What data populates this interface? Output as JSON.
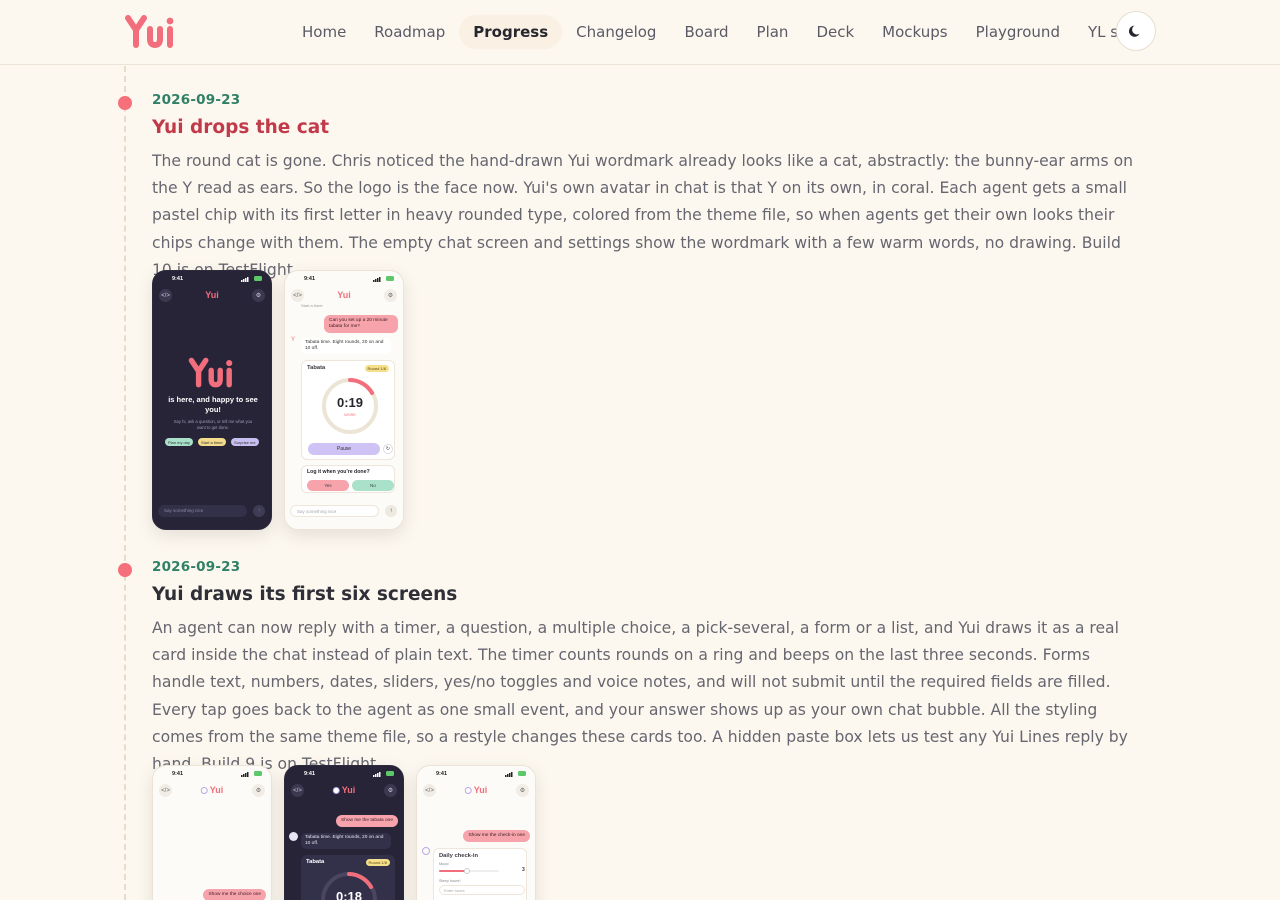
{
  "brand": {
    "name": "Yui",
    "accent": "#f26e7c",
    "green": "#2f8066",
    "bg": "#fdf8ef"
  },
  "nav": {
    "items": [
      {
        "label": "Home",
        "active": false
      },
      {
        "label": "Roadmap",
        "active": false
      },
      {
        "label": "Progress",
        "active": true
      },
      {
        "label": "Changelog",
        "active": false
      },
      {
        "label": "Board",
        "active": false
      },
      {
        "label": "Plan",
        "active": false
      },
      {
        "label": "Deck",
        "active": false
      },
      {
        "label": "Mockups",
        "active": false
      },
      {
        "label": "Playground",
        "active": false
      },
      {
        "label": "YL spec",
        "active": false
      }
    ],
    "theme_icon": "moon-icon"
  },
  "entries": [
    {
      "date": "2026-09-23",
      "title": "Yui drops the cat",
      "body": "The round cat is gone. Chris noticed the hand-drawn Yui wordmark already looks like a cat, abstractly: the bunny-ear arms on the Y read as ears. So the logo is the face now. Yui's own avatar in chat is that Y on its own, in coral. Each agent gets a small pastel chip with its first letter in heavy rounded type, colored from the theme file, so when agents get their own looks their chips change with them. The empty chat screen and settings show the wordmark with a few warm words, no drawing. Build 10 is on TestFlight.",
      "shots": {
        "empty": {
          "time": "9:41",
          "wordmark": "Yui",
          "headline": "is here, and happy to see you!",
          "sub": "Say hi, ask a question, or tell me what you want to get done.",
          "chips": [
            "Plan my day",
            "Start a timer",
            "Surprise me"
          ],
          "input": "Say something nice"
        },
        "timer": {
          "time": "9:41",
          "wordmark": "Yui",
          "top_text": "Start a timer",
          "user_msg": "Can you set up a 20 minute tabata for me?",
          "agent_msg": "Tabata time. Eight rounds, 20 on and 10 off.",
          "card_title": "Tabata",
          "badge": "Round 1/8",
          "time_left": "0:19",
          "phase": "WORK",
          "pause": "Pause",
          "question": "Log it when you're done?",
          "yes": "Yes",
          "no": "No",
          "input": "Say something nice"
        }
      }
    },
    {
      "date": "2026-09-23",
      "title": "Yui draws its first six screens",
      "body": "An agent can now reply with a timer, a question, a multiple choice, a pick-several, a form or a list, and Yui draws it as a real card inside the chat instead of plain text. The timer counts rounds on a ring and beeps on the last three seconds. Forms handle text, numbers, dates, sliders, yes/no toggles and voice notes, and will not submit until the required fields are filled. Every tap goes back to the agent as one small event, and your answer shows up as your own chat bubble. All the styling comes from the same theme file, so a restyle changes these cards too. A hidden paste box lets us test any Yui Lines reply by hand. Build 9 is on TestFlight.",
      "shots": {
        "choice": {
          "time": "9:41",
          "wordmark": "Yui",
          "user_msg": "Show me the choice one"
        },
        "timer_dark": {
          "time": "9:41",
          "wordmark": "Yui",
          "user_msg": "Show me the tabata one",
          "agent_msg": "Tabata time. Eight rounds, 20 on and 10 off.",
          "card_title": "Tabata",
          "badge": "Round 1/8",
          "time_left": "0:18"
        },
        "form": {
          "time": "9:41",
          "wordmark": "Yui",
          "user_msg": "Show me the check-in one",
          "card_title": "Daily check-in",
          "field1": "Mood",
          "field1_value": "3",
          "field2": "Sleep hours*",
          "field2_placeholder": "Enter hours"
        }
      }
    }
  ]
}
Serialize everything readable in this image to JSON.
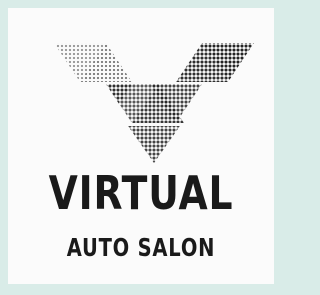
{
  "brand": {
    "title": "VIRTUAL",
    "subtitle": "AUTO SALON",
    "logo_icon": "halftone-v-triangles-icon"
  },
  "colors": {
    "page_background": "#d9ece8",
    "card_background": "#fbfbfb",
    "text": "#1a1a1a",
    "mark_dark": "#1c1c1c",
    "mark_light": "#b8b8b8"
  }
}
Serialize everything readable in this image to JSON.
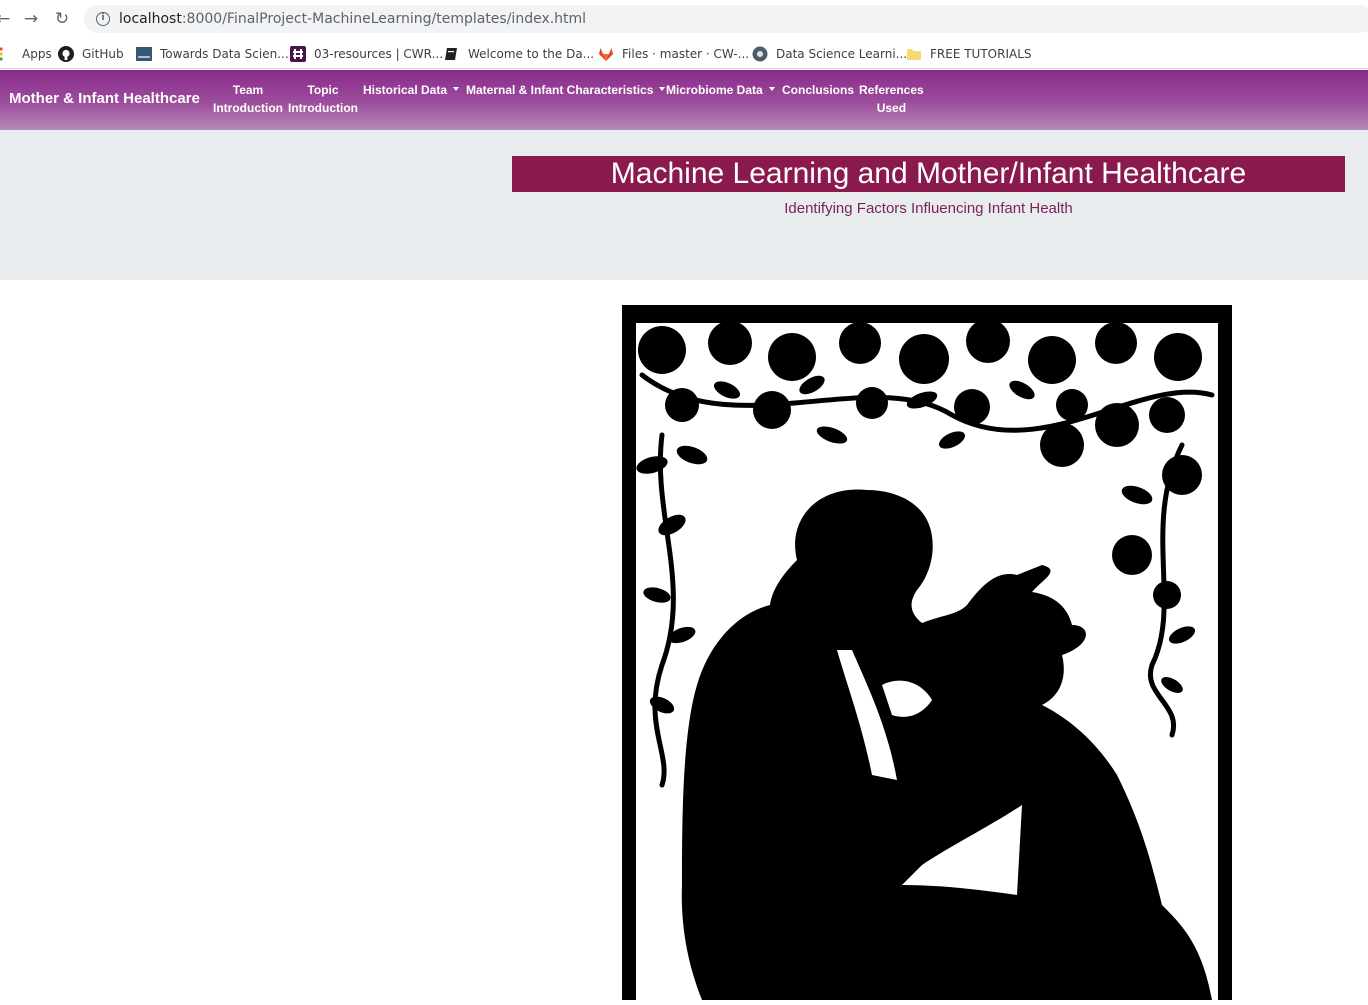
{
  "browser": {
    "url_host": "localhost",
    "url_rest": ":8000/FinalProject-MachineLearning/templates/index.html",
    "bookmarks": [
      {
        "label": "Apps",
        "icon": "apps-grid-icon"
      },
      {
        "label": "GitHub",
        "icon": "github-icon"
      },
      {
        "label": "Towards Data Scien...",
        "icon": "towards-data-science-icon"
      },
      {
        "label": "03-resources | CWR...",
        "icon": "slack-icon"
      },
      {
        "label": "Welcome to the Da...",
        "icon": "book-icon"
      },
      {
        "label": "Files · master · CW-...",
        "icon": "gitlab-icon"
      },
      {
        "label": "Data Science Learni...",
        "icon": "site-globe-icon"
      },
      {
        "label": "FREE TUTORIALS",
        "icon": "folder-icon"
      }
    ]
  },
  "navbar": {
    "brand": "Mother & Infant Healthcare",
    "items": [
      {
        "line1": "Team",
        "line2": "Introduction"
      },
      {
        "line1": "Topic",
        "line2": "Introduction"
      },
      {
        "label": "Historical Data"
      },
      {
        "label": "Maternal & Infant Characteristics"
      },
      {
        "label": "Microbiome Data"
      },
      {
        "label": "Conclusions"
      },
      {
        "line1": "References",
        "line2": "Used"
      }
    ]
  },
  "hero": {
    "title": "Machine Learning and Mother/Infant Healthcare",
    "subtitle": "Identifying Factors Influencing Infant Health"
  },
  "colors": {
    "navbar_top": "#8a2a8c",
    "navbar_bottom": "#b58ab8",
    "title_bar": "#8a1a4d",
    "subtitle_text": "#7c1f5a",
    "jumbotron_bg": "#e9ecef"
  }
}
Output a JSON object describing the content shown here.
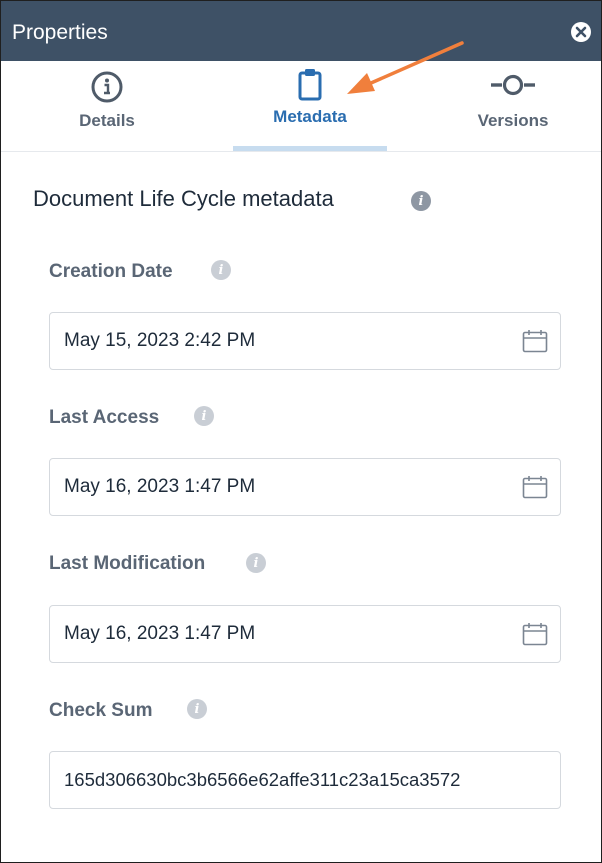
{
  "window": {
    "title": "Properties"
  },
  "tabs": [
    {
      "label": "Details",
      "icon": "info-circle-icon"
    },
    {
      "label": "Metadata",
      "icon": "clipboard-icon",
      "active": true
    },
    {
      "label": "Versions",
      "icon": "commit-icon"
    }
  ],
  "section": {
    "title": "Document Life Cycle metadata"
  },
  "fields": [
    {
      "label": "Creation Date",
      "value": "May 15, 2023 2:42 PM",
      "icon": "calendar-icon"
    },
    {
      "label": "Last Access",
      "value": "May 16, 2023 1:47 PM",
      "icon": "calendar-icon"
    },
    {
      "label": "Last Modification",
      "value": "May 16, 2023 1:47 PM",
      "icon": "calendar-icon"
    },
    {
      "label": "Check Sum",
      "value": "165d306630bc3b6566e62affe311c23a15ca3572"
    }
  ],
  "colors": {
    "titlebar": "#3e5166",
    "active_tab": "#2a6db0",
    "active_underline": "#c7dcef",
    "annotation_arrow": "#f07f3c"
  }
}
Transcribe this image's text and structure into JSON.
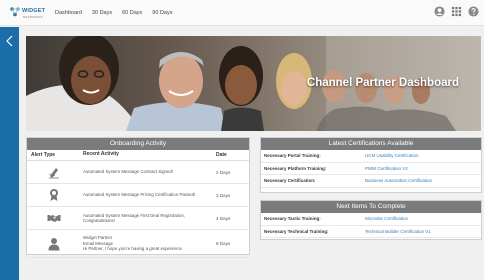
{
  "logo": {
    "name": "WIDGET",
    "sub": "NETWORKS"
  },
  "nav": [
    "Dashboard",
    "30 Days",
    "60 Days",
    "90 Days"
  ],
  "hero": {
    "title": "Channel Partner Dashboard"
  },
  "onboarding": {
    "title": "Onboarding Activity",
    "columns": {
      "type": "Alert Type",
      "activity": "Recent Activity",
      "date": "Date"
    },
    "rows": [
      {
        "icon": "pen-signature-icon",
        "activity": "Automated System Message Contract Signed!",
        "date": "2 Days"
      },
      {
        "icon": "award-ribbon-icon",
        "activity": "Automated System Message Pricing Certification Passed!",
        "date": "3 Days"
      },
      {
        "icon": "handshake-icon",
        "activity": "Automated System Message First Deal Registration, Congratulations!",
        "date": "4 Days"
      },
      {
        "icon": "person-icon",
        "activity": "Widget Partner\nEmail Message\nHi Partner, I hope you're having a great experience",
        "date": "6 Days"
      }
    ]
  },
  "certifications": {
    "title": "Latest Certifications Available",
    "rows": [
      {
        "label": "Necessary Portal Training:",
        "value": "UCM Usability Certification"
      },
      {
        "label": "Necessary Platform Training:",
        "value": "PWM Certification V2"
      },
      {
        "label": "Necessary Certification:",
        "value": "Business Automation Certification"
      }
    ]
  },
  "next_items": {
    "title": "Next Items To Complete",
    "rows": [
      {
        "label": "Necessary Tactic Training:",
        "value": "Microsite Certification"
      },
      {
        "label": "Necessary Technical Training:",
        "value": "Technical Builder Certification V1"
      }
    ]
  },
  "colors": {
    "sidebar": "#1c6eaa",
    "panel_header": "#7b7b7b",
    "link": "#2f7fbf"
  }
}
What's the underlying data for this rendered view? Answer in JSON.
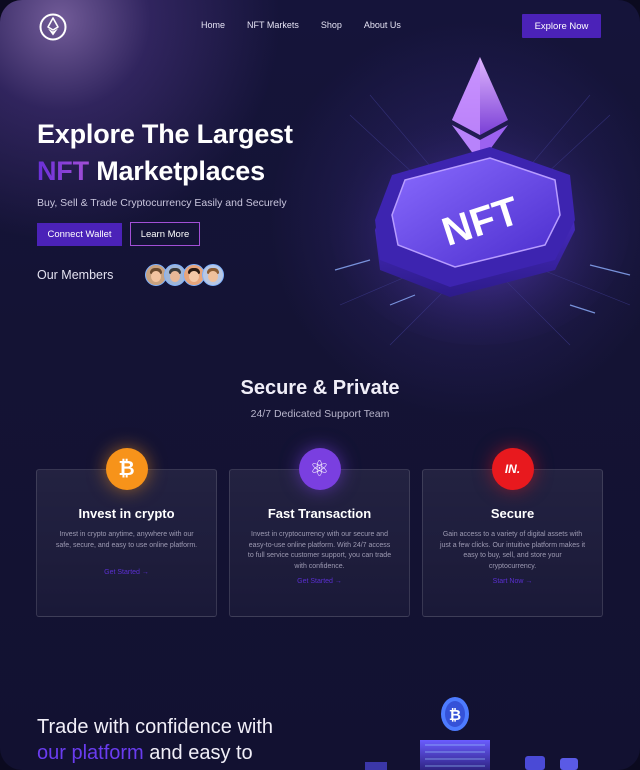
{
  "nav": {
    "links": [
      "Home",
      "NFT Markets",
      "Shop",
      "About Us"
    ],
    "cta": "Explore Now"
  },
  "hero": {
    "title_line1": "Explore The Largest",
    "title_accent": "NFT",
    "title_line2_rest": " Marketplaces",
    "subtitle": "Buy, Sell & Trade Cryptocurrency Easily and Securely",
    "connect_label": "Connect Wallet",
    "learn_label": "Learn More",
    "members_label": "Our Members",
    "art_label": "NFT"
  },
  "features": {
    "title": "Secure & Private",
    "subtitle": "24/7 Dedicated Support Team",
    "cards": [
      {
        "icon": "bitcoin-icon",
        "icon_text": "₿",
        "title": "Invest in crypto",
        "desc": "Invest in crypto anytime, anywhere with our safe, secure, and easy to use online platform.",
        "link": "Get Started →"
      },
      {
        "icon": "atom-icon",
        "icon_text": "⚛",
        "title": "Fast Transaction",
        "desc": "Invest in cryptocurrency with our secure and easy-to-use online platform. With 24/7 access to full service customer support, you can trade with confidence.",
        "link": "Get Started →"
      },
      {
        "icon": "secure-logo-icon",
        "icon_text": "IN.",
        "title": "Secure",
        "desc": "Gain access to a variety of digital assets with just a few clicks. Our intuitive platform makes it easy to buy, sell, and store your cryptocurrency.",
        "link": "Start Now →"
      }
    ]
  },
  "bottom": {
    "line1": "Trade with confidence with",
    "accent": "our platform",
    "line2_rest": "  and easy to",
    "art_coin": "₿"
  },
  "colors": {
    "brand_purple": "#4b22b8",
    "accent_magenta": "#a24fd6",
    "bitcoin_orange": "#f7931a",
    "atom_purple": "#7a3fe0",
    "secure_red": "#e8191e"
  }
}
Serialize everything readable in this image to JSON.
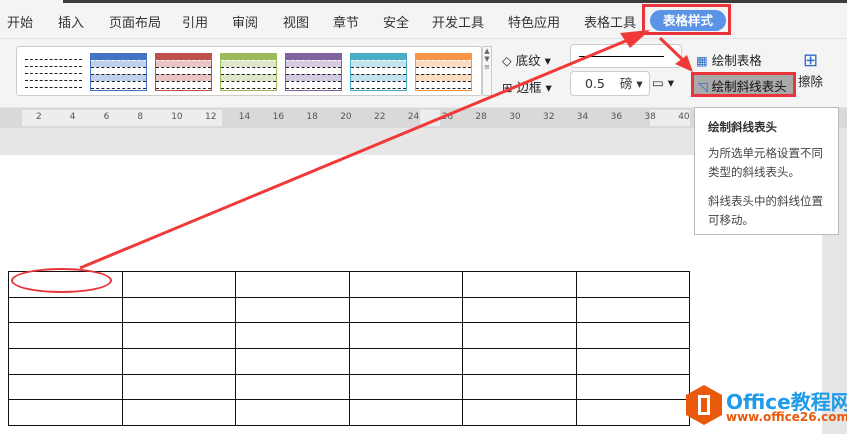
{
  "tabs": [
    "开始",
    "插入",
    "页面布局",
    "引用",
    "审阅",
    "视图",
    "章节",
    "安全",
    "开发工具",
    "特色应用",
    "表格工具"
  ],
  "active_tab": "表格样式",
  "ribbon": {
    "shading": "底纹",
    "border": "边框",
    "line_width": "0.5",
    "line_unit": "磅",
    "draw_table": "绘制表格",
    "draw_diagonal": "绘制斜线表头",
    "erase": "擦除"
  },
  "style_colors": [
    "#000000",
    "#4472c4",
    "#c0504d",
    "#9bbb59",
    "#8064a2",
    "#4bacc6",
    "#f79646"
  ],
  "ruler": [
    "2",
    "4",
    "6",
    "8",
    "10",
    "12",
    "14",
    "16",
    "18",
    "20",
    "22",
    "24",
    "26",
    "28",
    "30",
    "32",
    "34",
    "36",
    "38",
    "40"
  ],
  "tooltip": {
    "title": "绘制斜线表头",
    "line1": "为所选单元格设置不同类型的斜线表头。",
    "line2": "斜线表头中的斜线位置可移动。"
  },
  "watermark": {
    "name": "Office教程网",
    "url": "www.office26.com"
  }
}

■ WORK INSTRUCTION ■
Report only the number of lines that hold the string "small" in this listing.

■ TASK OUTPUT ■
2